From the CJCLS Listserv: Library Facebook Accounts

By Kristy Padron

Original Message:

Does your library has a Facebook page? If so:

  • How many of you are involved in updating / posting?
  • How has it been received?
  • What types of information do you post?
  • How often do you post?
  • Does the library have full control of the account or is it overseen by someone else at the college?

Replies:

How many of you are involved in updating / posting?
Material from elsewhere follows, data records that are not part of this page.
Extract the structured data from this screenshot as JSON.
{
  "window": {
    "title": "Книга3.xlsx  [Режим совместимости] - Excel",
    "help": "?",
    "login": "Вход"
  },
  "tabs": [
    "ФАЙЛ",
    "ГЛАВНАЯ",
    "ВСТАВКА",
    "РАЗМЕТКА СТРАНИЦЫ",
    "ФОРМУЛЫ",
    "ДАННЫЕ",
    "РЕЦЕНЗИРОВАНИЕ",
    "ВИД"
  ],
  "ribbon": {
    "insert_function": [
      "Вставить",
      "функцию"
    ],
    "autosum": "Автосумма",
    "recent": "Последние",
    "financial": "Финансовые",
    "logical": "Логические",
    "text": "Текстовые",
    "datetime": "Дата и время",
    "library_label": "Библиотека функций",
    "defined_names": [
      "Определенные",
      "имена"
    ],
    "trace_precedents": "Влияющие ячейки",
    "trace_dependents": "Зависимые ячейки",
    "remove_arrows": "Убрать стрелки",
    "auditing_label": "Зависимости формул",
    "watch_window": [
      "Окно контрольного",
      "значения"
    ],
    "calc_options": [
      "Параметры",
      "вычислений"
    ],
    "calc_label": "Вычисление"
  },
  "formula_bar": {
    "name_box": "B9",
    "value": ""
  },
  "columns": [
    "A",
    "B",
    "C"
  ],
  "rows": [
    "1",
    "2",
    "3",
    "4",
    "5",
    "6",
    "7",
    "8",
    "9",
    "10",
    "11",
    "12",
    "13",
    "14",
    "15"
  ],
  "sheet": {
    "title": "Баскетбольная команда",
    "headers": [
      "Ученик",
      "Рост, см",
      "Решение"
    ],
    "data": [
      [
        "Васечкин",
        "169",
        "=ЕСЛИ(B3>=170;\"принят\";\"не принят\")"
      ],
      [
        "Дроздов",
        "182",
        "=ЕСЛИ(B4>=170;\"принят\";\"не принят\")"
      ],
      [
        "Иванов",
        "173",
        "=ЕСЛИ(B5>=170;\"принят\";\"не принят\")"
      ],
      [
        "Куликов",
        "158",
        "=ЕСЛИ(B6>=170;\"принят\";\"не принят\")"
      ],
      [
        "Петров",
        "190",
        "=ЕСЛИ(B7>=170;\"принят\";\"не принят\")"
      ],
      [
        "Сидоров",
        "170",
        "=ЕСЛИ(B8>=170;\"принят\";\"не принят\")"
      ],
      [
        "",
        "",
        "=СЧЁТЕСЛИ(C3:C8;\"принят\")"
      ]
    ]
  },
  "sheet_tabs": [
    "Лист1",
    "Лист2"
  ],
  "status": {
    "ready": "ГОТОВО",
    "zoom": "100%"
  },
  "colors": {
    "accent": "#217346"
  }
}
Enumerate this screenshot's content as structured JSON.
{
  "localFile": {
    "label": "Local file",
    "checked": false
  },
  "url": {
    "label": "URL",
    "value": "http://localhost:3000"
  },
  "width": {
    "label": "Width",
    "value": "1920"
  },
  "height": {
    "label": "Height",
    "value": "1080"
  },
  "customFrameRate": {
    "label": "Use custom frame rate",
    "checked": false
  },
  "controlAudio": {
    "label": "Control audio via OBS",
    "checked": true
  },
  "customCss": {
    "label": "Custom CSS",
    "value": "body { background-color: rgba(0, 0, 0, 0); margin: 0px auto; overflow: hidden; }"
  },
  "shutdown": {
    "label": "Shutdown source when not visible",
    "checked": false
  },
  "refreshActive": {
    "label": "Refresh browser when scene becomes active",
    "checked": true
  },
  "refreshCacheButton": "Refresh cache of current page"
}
  • Just 1 person (multiple responses).
  • 1 person out of our staff of 3
  • 2 people.
  • Three of us (one librarian and two support staff).
  • 3+:  myself, technical assistant, educational resource specialist, and sometimes work study student.
  • 3 out of our 4-person staff (the director, a library assistant and me).  I do 99% of the postings.